Your assignment.
Show each line in the listing below that contains the word "area".

Supplied entries.
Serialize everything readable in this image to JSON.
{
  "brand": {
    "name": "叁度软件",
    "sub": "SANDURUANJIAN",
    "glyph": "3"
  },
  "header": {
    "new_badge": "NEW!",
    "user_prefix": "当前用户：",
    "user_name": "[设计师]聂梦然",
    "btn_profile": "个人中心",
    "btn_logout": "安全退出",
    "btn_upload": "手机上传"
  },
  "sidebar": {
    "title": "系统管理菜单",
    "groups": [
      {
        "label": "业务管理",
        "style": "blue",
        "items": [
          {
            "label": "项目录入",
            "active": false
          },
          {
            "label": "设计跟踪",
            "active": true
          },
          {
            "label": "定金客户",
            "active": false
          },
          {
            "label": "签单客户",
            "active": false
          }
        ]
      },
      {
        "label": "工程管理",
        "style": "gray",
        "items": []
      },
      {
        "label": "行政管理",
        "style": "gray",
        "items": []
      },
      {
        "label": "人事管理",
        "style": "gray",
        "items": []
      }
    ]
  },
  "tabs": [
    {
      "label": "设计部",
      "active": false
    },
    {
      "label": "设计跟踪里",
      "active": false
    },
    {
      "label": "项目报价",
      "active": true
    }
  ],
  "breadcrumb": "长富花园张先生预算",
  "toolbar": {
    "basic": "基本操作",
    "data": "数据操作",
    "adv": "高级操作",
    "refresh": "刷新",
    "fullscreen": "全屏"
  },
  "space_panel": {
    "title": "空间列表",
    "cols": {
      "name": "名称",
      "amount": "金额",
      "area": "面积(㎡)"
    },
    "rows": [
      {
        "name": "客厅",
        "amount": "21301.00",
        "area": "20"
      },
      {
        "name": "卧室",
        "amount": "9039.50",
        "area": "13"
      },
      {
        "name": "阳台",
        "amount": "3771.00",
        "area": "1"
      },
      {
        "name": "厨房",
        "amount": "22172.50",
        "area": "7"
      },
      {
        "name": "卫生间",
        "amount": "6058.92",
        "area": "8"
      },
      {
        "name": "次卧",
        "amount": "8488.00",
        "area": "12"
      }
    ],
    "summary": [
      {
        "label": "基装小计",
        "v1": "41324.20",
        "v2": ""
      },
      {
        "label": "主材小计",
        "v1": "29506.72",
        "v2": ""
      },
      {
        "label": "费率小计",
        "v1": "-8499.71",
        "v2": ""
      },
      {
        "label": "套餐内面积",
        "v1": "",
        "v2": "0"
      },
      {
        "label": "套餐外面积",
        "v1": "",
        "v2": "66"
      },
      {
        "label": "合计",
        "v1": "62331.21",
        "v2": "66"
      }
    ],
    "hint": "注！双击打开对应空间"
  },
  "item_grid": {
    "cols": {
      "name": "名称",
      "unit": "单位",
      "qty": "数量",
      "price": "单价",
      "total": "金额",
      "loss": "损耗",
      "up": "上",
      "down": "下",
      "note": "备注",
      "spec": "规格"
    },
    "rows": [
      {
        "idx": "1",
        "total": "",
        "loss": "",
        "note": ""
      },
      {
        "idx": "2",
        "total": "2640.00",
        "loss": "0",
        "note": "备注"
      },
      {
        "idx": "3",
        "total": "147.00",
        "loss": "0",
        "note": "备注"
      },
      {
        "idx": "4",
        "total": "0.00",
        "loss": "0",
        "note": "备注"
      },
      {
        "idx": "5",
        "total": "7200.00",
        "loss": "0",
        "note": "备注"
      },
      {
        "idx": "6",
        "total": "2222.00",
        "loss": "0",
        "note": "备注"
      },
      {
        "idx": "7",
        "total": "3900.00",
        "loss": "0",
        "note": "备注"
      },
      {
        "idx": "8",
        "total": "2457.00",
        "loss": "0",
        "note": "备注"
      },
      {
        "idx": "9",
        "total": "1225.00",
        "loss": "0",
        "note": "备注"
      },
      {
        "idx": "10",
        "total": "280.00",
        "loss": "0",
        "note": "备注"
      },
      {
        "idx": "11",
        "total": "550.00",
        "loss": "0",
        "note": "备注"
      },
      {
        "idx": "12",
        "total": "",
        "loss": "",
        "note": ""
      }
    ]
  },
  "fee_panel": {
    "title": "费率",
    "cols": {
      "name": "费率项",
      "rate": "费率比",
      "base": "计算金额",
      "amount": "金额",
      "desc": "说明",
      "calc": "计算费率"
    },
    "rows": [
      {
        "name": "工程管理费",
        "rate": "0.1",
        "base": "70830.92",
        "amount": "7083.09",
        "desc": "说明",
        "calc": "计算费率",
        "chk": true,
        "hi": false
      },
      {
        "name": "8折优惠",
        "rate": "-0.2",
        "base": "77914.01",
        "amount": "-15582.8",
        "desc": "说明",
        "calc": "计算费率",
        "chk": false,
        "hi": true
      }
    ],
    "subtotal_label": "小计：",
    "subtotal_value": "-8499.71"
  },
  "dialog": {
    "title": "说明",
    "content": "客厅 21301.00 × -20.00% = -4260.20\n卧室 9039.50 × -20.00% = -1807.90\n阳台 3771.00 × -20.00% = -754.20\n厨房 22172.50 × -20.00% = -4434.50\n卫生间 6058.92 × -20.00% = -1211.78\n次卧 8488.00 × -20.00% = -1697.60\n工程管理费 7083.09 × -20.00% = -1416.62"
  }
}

Solution to this exercise.
      "area": "面积(㎡)"
        "area": "20"
        "area": "13"
        "area": "1"
        "area": "7"
        "area": "8"
        "area": "12"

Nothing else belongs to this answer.